Washington • Schoolteachers should have to pass a stringent exam much like the bar exam for lawyers before being allowed to enter the profession, one of the nation's largest teachers unions said Monday.
The proposal from the American Federation of Teachers calls for a tough new written test to be complimented by stricter entrance requirements for teacher training programs, such as a minimum grade point average.
"It's time to do away with a common rite of passage into the teaching profession, whereby newly minted teachers are tossed the keys to their classrooms, expected to figure things out, and left to see if they and their students sink or swim," said AFT President Randi Weingarten, calling that system unfair to students and teachers alike.
The proposal, released Monday as part of a broader report on elevating the teaching profession, calls for a new test to be developed by the National Board for Professional Teaching Standards. The nonprofit group currently administers the National Board Certification program, an advanced, voluntary teaching credential that goes beyond state standards.
There is no single national standard for teacher certification, although the federal government does ask states to meet certain criteria to be eligible for federal funding.
Education Secretary Arne Duncan commended the proposal, describing it as part of a broader push to raise the bar for teachers and enable schools to predict a teacher's potential for success in the classroom.
"Too many new teachers enter our schools feeling unprepared. We shouldn't tolerate that in a profession so important to our country's future," Duncan said in a statement.
The union's executive council will consider whether to approve the report at a February meeting. Other teachers unions, such as the National Education Association, have yet to weigh in on the proposal.
Five states to add 300 hours a year at some schools
Five states will experiment with giving students additional instruction and other support by adding 300 hours a year of teaching time to the school year, officials announced Monday.
The program, starting next year in some schools in Colorado, Connecticut, Massachusetts, New York and Tennessee, is designed to increase student achievement and make U.S. education more competitive globally, a goal of the Obama administration.
The three-year pilot program will affect almost 20,000 students in 40 schools over the next three years, with the hope of including more schools down the road.

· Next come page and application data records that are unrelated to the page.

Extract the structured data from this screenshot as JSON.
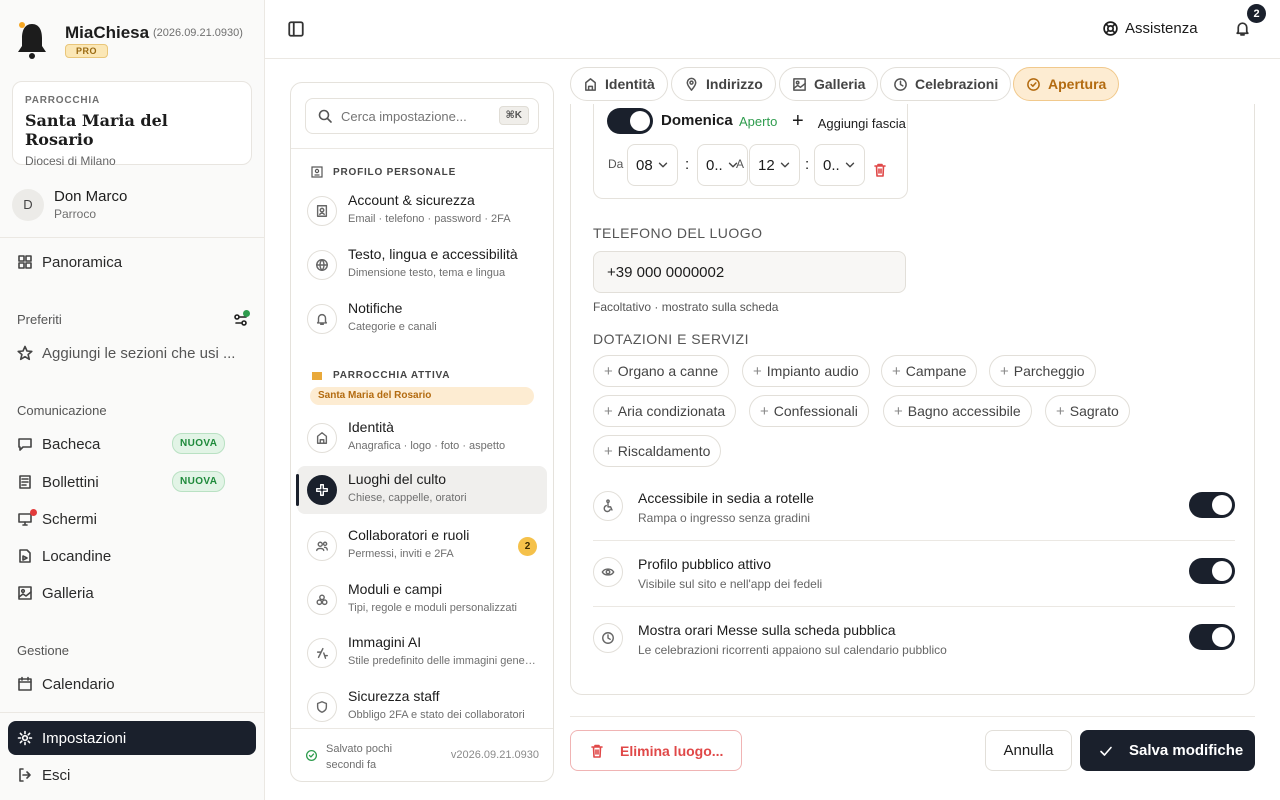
{
  "app": {
    "name": "MiaChiesa",
    "version": "(2026.09.21.0930)",
    "plan": "PRO"
  },
  "parish": {
    "label": "PARROCCHIA",
    "name": "Santa Maria del Rosario",
    "diocese": "Diocesi di Milano"
  },
  "user": {
    "initial": "D",
    "name": "Don Marco",
    "role": "Parroco"
  },
  "nav": {
    "overview": "Panoramica",
    "favorites": {
      "title": "Preferiti",
      "hint": "Aggiungi le sezioni che usi ..."
    },
    "communication": {
      "title": "Comunicazione",
      "items": [
        {
          "label": "Bacheca",
          "badge": "NUOVA"
        },
        {
          "label": "Bollettini",
          "badge": "NUOVA"
        },
        {
          "label": "Schermi"
        },
        {
          "label": "Locandine"
        },
        {
          "label": "Galleria"
        }
      ]
    },
    "management": {
      "title": "Gestione",
      "items": [
        {
          "label": "Calendario"
        }
      ]
    },
    "settings": "Impostazioni",
    "logout": "Esci"
  },
  "topbar": {
    "help": "Assistenza",
    "notification_count": "2"
  },
  "settings_panel": {
    "search": {
      "placeholder": "Cerca impostazione...",
      "shortcut": "⌘K"
    },
    "personal": {
      "title": "PROFILO PERSONALE",
      "items": [
        {
          "title": "Account & sicurezza",
          "subtitle": "Email · telefono · password · 2FA"
        },
        {
          "title": "Testo, lingua e accessibilità",
          "subtitle": "Dimensione testo, tema e lingua"
        },
        {
          "title": "Notifiche",
          "subtitle": "Categorie e canali"
        }
      ]
    },
    "parish": {
      "title": "PARROCCHIA ATTIVA",
      "active_name": "Santa Maria del Rosario",
      "items": [
        {
          "title": "Identità",
          "subtitle": "Anagrafica · logo · foto · aspetto"
        },
        {
          "title": "Luoghi del culto",
          "subtitle": "Chiese, cappelle, oratori"
        },
        {
          "title": "Collaboratori e ruoli",
          "subtitle": "Permessi, inviti e 2FA",
          "badge": "2"
        },
        {
          "title": "Moduli e campi",
          "subtitle": "Tipi, regole e moduli personalizzati"
        },
        {
          "title": "Immagini AI",
          "subtitle": "Stile predefinito delle immagini generate"
        },
        {
          "title": "Sicurezza staff",
          "subtitle": "Obbligo 2FA e stato dei collaboratori"
        }
      ]
    },
    "saved": {
      "line1": "Salvato pochi",
      "line2": "secondi fa"
    },
    "version": "v2026.09.21.0930"
  },
  "tabs": [
    {
      "label": "Identità",
      "icon": "building-icon"
    },
    {
      "label": "Indirizzo",
      "icon": "pin-icon"
    },
    {
      "label": "Galleria",
      "icon": "image-icon"
    },
    {
      "label": "Celebrazioni",
      "icon": "clock-icon"
    },
    {
      "label": "Apertura",
      "icon": "check-circle-icon",
      "active": true
    }
  ],
  "opening": {
    "day": "Domenica",
    "status": "Aperto",
    "add_slot": "Aggiungi fascia",
    "from_label": "Da",
    "to_label": "A",
    "from_hour": "08",
    "from_min": "0..",
    "to_hour": "12",
    "to_min": "0.."
  },
  "phone": {
    "label": "TELEFONO DEL LUOGO",
    "value": "+39 000 0000002",
    "hint": "Facoltativo · mostrato sulla scheda"
  },
  "amenities": {
    "label": "DOTAZIONI E SERVIZI",
    "chips": [
      "Organo a canne",
      "Impianto audio",
      "Campane",
      "Parcheggio",
      "Aria condizionata",
      "Confessionali",
      "Bagno accessibile",
      "Sagrato",
      "Riscaldamento"
    ]
  },
  "options": [
    {
      "title": "Accessibile in sedia a rotelle",
      "subtitle": "Rampa o ingresso senza gradini",
      "enabled": true
    },
    {
      "title": "Profilo pubblico attivo",
      "subtitle": "Visibile sul sito e nell'app dei fedeli",
      "enabled": true
    },
    {
      "title": "Mostra orari Messe sulla scheda pubblica",
      "subtitle": "Le celebrazioni ricorrenti appaiono sul calendario pubblico",
      "enabled": true
    }
  ],
  "actions": {
    "delete": "Elimina luogo...",
    "cancel": "Annulla",
    "save": "Salva modifiche"
  },
  "colors": {
    "primary": "#1a202c",
    "accent": "#b36b10",
    "success": "#2f9c4e",
    "danger": "#e04848"
  }
}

Educators and parents will decide whether to lengthen the school day or add days to the school calendar or both.
"I'm convinced the kind of results we'll see over the next couple of years, I think, will compel the country to act in a very different way," Education Secretary Arne Duncan said Monday.
Los Angeles Times